# Problem details:
Out of the records below, copy all lines in which the word "content" occurs.

# Records provided:
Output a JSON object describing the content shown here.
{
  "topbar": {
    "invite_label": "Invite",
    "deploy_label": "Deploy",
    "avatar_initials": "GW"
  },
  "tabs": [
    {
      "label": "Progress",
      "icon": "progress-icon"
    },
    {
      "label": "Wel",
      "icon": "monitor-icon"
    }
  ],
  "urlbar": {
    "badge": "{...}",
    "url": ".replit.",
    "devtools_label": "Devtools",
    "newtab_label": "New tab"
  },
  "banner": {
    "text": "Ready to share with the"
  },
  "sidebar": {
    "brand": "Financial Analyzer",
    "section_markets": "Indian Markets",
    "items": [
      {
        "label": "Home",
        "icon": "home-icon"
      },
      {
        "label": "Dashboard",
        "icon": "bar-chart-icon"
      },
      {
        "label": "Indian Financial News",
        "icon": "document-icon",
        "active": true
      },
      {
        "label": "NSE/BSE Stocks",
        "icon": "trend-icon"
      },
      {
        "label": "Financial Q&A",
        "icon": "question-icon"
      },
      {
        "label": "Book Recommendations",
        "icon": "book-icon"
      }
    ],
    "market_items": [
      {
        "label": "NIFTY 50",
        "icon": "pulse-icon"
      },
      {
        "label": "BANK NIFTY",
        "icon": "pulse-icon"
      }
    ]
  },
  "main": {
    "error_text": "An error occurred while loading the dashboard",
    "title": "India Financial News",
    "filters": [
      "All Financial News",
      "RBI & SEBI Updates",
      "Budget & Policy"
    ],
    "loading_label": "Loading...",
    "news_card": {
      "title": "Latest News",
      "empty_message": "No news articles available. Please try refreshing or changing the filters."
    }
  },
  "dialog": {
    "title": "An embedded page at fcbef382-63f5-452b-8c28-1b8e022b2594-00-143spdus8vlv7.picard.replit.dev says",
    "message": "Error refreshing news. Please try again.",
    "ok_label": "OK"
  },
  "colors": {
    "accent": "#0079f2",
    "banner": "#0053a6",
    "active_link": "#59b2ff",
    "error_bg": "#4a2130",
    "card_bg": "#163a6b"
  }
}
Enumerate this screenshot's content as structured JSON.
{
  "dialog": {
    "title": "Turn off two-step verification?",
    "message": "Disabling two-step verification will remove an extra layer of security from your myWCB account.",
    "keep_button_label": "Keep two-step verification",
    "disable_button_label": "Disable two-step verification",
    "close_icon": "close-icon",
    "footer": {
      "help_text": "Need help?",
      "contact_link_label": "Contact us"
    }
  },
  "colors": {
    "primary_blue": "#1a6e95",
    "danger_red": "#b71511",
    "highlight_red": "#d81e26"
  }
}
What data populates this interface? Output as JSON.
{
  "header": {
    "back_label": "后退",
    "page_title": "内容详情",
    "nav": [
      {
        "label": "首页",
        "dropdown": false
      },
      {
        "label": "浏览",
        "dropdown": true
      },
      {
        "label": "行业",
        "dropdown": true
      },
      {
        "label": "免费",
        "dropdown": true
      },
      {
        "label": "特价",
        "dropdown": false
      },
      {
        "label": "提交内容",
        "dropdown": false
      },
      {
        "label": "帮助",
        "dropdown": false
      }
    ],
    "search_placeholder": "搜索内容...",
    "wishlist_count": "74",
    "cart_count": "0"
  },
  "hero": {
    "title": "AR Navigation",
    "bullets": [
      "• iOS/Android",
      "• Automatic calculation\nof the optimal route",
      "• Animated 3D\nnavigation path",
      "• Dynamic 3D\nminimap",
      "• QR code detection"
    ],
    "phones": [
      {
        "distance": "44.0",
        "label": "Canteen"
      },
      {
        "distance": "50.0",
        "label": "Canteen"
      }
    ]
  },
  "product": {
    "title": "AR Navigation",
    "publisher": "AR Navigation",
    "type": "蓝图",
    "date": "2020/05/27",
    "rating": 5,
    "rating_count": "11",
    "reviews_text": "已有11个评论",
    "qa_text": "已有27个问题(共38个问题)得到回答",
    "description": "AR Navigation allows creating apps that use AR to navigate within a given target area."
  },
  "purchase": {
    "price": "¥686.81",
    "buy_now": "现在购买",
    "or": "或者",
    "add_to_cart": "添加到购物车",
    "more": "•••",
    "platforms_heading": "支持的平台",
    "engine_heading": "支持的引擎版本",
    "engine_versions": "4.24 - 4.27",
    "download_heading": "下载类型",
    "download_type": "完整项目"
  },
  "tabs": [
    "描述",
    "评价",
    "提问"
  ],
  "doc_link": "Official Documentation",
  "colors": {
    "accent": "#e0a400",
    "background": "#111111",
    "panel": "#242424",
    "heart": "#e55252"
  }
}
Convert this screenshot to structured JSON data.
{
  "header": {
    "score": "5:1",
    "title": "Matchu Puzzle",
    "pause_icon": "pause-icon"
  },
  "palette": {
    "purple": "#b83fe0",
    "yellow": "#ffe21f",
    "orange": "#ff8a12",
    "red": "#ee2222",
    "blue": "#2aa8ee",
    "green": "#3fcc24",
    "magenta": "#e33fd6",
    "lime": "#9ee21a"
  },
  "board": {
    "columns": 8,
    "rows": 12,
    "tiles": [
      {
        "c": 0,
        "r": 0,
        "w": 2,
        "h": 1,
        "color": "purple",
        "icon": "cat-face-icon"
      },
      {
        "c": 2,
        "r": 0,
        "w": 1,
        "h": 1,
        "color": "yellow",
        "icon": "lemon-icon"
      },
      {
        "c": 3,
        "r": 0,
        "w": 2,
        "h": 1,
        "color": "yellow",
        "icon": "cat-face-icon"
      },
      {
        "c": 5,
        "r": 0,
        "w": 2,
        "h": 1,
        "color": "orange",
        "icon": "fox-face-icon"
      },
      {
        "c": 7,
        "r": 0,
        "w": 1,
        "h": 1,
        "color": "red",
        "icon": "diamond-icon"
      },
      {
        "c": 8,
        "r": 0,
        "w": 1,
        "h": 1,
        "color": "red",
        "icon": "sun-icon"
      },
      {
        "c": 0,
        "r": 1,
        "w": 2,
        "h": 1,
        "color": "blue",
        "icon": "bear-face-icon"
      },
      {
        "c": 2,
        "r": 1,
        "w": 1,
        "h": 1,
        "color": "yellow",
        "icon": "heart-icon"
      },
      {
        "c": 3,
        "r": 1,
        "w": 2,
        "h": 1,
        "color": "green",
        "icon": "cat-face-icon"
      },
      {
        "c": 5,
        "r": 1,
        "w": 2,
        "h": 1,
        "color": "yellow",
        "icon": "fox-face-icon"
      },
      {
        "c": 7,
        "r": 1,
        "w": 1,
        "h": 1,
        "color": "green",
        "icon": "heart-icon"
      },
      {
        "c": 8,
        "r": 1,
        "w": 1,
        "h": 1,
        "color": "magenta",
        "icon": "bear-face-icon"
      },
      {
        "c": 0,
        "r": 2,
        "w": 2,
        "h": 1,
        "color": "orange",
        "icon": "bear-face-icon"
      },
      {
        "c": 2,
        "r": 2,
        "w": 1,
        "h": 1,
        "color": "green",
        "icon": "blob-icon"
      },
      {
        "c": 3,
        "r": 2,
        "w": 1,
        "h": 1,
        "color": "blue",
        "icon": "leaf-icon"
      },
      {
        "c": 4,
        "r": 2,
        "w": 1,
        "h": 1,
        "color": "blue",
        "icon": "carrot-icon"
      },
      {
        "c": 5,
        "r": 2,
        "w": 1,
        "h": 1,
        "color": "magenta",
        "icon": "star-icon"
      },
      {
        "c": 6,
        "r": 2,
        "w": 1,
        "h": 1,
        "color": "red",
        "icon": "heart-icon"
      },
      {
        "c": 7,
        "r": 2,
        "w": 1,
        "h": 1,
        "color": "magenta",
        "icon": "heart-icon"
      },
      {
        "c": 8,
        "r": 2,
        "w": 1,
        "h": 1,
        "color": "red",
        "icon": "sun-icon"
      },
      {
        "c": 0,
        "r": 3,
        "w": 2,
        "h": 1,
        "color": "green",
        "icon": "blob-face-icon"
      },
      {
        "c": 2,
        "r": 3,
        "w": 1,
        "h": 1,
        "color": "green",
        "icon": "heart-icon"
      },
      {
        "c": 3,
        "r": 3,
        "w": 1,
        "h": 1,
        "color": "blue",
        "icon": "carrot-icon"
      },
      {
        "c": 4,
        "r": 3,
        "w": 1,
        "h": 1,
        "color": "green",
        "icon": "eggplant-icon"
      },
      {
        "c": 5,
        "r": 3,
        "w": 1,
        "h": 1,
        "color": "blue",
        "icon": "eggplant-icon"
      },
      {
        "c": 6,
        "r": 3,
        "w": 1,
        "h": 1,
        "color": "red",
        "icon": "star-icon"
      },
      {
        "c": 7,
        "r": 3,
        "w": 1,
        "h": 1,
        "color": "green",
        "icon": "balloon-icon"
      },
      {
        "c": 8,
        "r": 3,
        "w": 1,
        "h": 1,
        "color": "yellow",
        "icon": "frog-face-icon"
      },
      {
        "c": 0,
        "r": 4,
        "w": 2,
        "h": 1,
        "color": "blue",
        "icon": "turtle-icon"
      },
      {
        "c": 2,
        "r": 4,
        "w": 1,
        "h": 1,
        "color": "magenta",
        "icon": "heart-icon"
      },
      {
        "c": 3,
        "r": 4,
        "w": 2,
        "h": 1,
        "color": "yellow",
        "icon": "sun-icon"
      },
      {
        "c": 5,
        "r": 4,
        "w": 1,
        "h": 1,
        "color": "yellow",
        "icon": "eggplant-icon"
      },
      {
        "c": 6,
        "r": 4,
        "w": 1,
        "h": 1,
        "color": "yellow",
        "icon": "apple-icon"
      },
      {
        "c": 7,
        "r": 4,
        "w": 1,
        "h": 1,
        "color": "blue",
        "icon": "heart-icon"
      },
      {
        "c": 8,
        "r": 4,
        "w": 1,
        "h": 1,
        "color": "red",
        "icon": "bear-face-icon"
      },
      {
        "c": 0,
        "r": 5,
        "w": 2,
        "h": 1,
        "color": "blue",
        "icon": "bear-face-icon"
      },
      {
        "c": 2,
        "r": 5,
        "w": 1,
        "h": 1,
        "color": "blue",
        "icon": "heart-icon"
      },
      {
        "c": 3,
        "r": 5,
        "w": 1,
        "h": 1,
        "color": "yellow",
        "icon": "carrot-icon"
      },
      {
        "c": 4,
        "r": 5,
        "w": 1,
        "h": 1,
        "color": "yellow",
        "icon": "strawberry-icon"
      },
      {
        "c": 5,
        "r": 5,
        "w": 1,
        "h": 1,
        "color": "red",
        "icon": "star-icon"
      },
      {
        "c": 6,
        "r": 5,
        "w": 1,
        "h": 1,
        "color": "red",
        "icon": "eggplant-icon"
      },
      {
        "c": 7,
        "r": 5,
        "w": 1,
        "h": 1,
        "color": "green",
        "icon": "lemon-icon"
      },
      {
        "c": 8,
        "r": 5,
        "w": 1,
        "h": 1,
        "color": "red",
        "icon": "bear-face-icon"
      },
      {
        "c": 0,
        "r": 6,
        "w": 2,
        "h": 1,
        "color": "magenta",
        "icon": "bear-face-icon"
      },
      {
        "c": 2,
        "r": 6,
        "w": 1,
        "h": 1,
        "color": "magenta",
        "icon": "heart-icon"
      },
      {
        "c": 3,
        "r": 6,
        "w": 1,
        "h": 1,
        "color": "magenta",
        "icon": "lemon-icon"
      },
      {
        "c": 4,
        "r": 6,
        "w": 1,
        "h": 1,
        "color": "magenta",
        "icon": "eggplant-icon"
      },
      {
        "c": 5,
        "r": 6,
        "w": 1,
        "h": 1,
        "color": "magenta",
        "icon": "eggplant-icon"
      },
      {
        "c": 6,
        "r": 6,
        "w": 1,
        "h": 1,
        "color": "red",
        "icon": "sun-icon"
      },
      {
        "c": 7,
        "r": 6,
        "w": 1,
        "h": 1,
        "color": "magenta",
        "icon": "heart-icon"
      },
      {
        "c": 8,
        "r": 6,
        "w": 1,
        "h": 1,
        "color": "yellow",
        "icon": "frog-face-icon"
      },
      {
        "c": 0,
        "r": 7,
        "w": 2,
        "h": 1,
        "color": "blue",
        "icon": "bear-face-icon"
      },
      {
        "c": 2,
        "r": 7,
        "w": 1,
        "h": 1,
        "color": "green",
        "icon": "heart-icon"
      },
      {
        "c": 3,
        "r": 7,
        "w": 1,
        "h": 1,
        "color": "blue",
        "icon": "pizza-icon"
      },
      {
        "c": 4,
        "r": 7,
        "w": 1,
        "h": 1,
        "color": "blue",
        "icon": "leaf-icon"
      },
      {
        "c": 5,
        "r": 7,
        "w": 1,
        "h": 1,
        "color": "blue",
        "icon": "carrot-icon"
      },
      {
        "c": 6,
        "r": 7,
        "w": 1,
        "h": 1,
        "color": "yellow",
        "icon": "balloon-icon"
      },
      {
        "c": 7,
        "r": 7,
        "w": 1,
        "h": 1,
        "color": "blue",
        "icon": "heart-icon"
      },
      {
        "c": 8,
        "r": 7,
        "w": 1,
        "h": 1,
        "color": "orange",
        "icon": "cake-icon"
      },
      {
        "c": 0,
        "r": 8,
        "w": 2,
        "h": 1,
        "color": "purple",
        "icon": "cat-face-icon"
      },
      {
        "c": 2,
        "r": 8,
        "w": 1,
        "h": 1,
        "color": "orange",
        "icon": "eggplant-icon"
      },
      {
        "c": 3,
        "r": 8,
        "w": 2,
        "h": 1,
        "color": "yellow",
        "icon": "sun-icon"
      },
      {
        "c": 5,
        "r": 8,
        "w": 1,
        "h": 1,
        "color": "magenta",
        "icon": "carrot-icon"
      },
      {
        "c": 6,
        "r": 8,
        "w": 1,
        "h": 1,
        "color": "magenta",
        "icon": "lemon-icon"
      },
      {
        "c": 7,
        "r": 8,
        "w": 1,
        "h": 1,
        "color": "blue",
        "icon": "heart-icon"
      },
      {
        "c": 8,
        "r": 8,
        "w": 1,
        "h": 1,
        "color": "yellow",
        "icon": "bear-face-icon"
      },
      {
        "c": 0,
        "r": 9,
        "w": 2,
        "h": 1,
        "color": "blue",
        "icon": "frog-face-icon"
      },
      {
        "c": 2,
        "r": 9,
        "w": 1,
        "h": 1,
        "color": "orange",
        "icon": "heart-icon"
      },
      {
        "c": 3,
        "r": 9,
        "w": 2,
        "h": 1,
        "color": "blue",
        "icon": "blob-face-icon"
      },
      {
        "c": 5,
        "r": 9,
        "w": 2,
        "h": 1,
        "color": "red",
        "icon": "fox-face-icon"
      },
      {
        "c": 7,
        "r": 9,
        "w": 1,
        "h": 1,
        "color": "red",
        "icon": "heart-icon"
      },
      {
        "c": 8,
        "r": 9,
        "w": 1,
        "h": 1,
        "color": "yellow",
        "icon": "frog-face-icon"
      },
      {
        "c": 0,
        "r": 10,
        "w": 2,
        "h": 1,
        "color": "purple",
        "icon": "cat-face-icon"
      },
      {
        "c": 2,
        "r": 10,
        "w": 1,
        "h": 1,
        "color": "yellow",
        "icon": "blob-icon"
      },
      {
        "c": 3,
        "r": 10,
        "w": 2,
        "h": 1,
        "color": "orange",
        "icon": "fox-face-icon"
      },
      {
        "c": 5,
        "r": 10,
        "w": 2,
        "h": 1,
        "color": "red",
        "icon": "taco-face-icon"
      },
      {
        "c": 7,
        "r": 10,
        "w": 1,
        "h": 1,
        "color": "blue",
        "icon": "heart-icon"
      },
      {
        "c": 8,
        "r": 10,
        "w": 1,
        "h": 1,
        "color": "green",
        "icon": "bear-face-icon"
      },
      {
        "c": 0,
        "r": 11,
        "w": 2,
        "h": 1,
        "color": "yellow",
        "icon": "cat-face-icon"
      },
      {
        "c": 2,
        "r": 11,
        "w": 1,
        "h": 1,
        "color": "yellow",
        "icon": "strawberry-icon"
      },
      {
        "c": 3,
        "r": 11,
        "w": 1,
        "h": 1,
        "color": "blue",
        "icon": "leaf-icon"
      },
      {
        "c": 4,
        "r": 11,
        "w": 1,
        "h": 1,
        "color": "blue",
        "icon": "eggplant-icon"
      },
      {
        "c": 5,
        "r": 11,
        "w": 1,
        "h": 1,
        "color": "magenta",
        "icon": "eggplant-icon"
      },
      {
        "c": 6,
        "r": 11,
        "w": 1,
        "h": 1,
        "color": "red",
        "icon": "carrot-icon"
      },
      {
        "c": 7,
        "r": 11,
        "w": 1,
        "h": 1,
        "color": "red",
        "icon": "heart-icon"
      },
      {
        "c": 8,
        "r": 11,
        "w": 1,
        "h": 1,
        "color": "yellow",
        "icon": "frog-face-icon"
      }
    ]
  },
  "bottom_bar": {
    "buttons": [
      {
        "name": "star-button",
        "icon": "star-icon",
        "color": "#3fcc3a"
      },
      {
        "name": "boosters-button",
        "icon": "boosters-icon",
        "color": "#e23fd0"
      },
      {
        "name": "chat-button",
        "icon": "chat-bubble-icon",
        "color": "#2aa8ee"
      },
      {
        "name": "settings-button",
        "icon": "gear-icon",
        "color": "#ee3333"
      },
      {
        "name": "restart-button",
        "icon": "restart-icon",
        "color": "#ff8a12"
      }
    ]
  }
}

# Exercise output:
Output a JSON object describing the content shown here.
Enumerate this screenshot's content as structured JSON.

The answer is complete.